▶ **What the exercise asks**:
The count of lines with the string "Boomi" in the material is all that should be returned.

▶ **Given records**:
--------------------------------

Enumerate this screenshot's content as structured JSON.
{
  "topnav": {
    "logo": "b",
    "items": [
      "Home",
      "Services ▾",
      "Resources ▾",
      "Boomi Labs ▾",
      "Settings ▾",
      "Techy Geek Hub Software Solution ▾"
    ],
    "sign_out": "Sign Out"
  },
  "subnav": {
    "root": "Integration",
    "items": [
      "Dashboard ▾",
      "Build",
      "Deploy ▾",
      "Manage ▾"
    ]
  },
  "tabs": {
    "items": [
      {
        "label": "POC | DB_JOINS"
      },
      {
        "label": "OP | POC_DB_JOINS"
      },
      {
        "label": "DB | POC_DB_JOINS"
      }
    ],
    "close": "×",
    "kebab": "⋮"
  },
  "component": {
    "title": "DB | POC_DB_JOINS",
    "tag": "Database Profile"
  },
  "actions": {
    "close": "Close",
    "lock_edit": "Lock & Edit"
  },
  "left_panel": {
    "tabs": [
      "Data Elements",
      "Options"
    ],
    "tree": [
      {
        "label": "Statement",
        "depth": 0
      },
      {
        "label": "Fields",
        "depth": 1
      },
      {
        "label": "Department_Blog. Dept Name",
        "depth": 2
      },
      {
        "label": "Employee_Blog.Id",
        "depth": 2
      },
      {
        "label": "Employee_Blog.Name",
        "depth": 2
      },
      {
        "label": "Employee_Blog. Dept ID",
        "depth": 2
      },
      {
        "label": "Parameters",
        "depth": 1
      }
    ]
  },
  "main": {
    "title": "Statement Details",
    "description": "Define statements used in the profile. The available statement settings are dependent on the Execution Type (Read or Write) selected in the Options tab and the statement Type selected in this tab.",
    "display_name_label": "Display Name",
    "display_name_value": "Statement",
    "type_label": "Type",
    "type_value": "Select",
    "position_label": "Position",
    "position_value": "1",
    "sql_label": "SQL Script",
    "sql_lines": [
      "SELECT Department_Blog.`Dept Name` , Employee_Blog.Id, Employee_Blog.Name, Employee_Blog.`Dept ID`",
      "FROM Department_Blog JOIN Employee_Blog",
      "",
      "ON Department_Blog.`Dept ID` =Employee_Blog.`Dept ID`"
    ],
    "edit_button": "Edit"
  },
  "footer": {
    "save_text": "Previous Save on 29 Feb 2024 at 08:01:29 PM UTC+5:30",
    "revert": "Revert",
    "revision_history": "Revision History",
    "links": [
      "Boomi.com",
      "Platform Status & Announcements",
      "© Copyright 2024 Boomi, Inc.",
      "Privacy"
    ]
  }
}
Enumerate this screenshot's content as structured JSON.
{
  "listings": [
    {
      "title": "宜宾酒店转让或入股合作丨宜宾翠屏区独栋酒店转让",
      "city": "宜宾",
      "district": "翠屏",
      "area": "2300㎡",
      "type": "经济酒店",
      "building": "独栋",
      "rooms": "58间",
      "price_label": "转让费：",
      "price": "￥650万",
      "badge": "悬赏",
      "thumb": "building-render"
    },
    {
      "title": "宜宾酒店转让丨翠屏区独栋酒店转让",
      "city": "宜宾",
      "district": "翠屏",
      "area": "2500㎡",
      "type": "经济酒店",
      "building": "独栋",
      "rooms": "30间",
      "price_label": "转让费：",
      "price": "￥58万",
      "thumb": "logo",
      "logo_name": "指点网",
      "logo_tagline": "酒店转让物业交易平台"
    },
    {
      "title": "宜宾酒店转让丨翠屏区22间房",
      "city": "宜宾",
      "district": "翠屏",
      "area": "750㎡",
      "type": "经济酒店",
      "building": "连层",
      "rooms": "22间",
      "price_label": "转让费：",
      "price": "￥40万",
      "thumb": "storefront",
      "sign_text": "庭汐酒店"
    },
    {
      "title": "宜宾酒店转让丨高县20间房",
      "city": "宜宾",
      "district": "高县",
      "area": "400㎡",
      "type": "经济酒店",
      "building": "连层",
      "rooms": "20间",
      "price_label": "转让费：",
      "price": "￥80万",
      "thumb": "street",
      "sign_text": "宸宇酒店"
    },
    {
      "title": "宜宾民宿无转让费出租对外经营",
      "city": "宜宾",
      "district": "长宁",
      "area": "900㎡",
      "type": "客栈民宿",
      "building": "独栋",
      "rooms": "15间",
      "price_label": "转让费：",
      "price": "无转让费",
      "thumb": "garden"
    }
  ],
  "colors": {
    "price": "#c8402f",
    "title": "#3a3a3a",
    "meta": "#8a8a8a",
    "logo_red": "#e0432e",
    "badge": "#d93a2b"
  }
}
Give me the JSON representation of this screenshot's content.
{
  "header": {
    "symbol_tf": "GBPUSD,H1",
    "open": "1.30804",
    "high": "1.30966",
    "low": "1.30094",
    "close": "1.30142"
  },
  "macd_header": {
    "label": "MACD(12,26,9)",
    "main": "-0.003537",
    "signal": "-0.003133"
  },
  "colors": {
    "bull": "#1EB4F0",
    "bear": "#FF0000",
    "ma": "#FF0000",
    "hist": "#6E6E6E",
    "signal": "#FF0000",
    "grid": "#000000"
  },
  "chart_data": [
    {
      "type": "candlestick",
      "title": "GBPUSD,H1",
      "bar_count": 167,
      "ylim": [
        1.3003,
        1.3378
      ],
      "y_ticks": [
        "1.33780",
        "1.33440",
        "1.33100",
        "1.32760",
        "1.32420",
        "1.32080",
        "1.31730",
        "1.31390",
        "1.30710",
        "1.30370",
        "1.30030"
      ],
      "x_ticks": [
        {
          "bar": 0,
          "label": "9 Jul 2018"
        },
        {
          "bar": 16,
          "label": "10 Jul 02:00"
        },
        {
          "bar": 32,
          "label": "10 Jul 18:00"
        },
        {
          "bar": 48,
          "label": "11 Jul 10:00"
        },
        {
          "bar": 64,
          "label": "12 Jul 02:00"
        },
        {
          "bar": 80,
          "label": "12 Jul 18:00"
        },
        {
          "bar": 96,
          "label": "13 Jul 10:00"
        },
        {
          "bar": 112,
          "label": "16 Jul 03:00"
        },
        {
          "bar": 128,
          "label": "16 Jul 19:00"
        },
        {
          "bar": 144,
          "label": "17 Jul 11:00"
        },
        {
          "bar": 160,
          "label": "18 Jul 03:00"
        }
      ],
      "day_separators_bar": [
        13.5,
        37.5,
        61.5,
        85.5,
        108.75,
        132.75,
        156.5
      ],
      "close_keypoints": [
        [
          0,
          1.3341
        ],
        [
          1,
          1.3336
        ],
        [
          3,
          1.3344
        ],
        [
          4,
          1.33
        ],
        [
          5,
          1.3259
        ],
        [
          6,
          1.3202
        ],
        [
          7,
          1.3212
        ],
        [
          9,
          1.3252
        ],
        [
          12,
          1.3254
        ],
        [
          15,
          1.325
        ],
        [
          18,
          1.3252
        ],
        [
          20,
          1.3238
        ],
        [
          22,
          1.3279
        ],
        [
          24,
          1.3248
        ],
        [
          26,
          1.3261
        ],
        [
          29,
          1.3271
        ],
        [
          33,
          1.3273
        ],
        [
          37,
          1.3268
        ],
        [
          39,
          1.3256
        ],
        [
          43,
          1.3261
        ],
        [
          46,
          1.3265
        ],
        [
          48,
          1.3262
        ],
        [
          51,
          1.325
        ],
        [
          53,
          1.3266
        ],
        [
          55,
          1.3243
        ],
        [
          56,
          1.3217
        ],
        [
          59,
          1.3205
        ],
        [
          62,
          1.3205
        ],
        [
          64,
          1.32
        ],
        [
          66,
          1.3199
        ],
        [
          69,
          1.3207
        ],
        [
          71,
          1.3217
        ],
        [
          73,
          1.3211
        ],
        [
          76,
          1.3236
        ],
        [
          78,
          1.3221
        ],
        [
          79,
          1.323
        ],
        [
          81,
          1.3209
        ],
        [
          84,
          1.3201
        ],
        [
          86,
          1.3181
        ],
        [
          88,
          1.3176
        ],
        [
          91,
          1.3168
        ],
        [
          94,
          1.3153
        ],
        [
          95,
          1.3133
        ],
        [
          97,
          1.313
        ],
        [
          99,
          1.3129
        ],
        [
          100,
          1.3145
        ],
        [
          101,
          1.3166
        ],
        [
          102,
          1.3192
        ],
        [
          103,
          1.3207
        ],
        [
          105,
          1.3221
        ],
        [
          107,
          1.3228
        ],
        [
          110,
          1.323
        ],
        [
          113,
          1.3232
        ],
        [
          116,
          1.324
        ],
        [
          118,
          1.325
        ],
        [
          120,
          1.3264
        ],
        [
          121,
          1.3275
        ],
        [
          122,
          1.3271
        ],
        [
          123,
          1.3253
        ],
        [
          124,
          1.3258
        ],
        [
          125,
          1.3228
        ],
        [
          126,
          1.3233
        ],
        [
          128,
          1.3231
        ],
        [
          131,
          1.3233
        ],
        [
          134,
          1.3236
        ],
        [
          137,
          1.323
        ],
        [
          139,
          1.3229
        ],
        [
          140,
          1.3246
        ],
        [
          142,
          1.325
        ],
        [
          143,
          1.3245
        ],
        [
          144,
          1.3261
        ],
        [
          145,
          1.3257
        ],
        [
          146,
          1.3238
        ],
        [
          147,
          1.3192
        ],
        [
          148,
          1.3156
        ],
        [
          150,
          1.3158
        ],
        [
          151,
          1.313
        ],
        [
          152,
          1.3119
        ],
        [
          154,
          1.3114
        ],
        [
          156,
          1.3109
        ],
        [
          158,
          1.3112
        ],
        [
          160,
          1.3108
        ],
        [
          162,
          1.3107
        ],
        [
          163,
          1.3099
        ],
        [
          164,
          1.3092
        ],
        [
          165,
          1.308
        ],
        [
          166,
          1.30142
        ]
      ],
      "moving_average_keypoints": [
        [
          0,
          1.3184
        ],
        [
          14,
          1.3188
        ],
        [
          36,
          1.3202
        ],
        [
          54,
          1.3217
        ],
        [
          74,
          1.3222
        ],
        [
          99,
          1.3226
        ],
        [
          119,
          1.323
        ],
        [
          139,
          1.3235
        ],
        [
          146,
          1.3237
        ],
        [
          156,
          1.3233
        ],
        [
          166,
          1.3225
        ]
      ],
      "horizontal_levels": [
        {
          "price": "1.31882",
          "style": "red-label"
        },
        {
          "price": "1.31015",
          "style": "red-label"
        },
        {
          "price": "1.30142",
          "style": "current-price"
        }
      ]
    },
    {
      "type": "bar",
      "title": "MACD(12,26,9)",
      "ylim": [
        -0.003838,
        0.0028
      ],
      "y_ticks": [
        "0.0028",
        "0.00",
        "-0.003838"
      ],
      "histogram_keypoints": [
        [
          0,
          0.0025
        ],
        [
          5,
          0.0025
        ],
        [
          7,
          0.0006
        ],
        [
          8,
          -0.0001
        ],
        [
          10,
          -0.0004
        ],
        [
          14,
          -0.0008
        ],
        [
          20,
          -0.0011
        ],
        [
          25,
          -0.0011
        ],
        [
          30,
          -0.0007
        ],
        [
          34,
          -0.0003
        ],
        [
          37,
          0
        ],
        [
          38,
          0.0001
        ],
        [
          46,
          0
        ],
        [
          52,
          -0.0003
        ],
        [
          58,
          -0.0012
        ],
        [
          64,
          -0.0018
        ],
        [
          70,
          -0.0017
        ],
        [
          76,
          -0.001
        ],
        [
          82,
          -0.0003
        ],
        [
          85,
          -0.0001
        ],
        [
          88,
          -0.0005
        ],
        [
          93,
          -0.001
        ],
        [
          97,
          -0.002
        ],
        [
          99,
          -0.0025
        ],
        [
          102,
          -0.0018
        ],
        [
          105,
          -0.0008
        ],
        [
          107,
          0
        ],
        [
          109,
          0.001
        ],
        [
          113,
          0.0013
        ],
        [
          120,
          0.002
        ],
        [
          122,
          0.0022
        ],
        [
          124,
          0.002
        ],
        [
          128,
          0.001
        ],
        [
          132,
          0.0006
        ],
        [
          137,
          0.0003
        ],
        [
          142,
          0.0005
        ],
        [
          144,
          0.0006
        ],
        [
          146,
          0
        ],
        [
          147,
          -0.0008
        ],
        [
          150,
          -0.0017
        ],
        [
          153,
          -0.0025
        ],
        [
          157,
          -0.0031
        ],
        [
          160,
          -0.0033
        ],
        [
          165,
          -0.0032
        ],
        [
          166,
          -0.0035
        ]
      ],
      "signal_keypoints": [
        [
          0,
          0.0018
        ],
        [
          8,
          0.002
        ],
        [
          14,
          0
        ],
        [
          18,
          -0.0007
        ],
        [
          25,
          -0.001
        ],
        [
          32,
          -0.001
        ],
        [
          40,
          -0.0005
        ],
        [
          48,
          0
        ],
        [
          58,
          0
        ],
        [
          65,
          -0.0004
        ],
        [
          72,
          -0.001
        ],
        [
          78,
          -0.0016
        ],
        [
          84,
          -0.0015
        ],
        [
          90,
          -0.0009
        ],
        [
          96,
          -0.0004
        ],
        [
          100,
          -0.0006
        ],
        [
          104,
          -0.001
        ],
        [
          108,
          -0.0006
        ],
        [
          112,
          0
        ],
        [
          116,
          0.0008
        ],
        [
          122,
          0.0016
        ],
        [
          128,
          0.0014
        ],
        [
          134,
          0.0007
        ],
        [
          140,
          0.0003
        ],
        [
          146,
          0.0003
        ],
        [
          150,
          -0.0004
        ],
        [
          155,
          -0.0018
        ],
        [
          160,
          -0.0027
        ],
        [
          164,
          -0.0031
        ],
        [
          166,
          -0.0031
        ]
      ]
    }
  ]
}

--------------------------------

▶ **Output of the task**:
3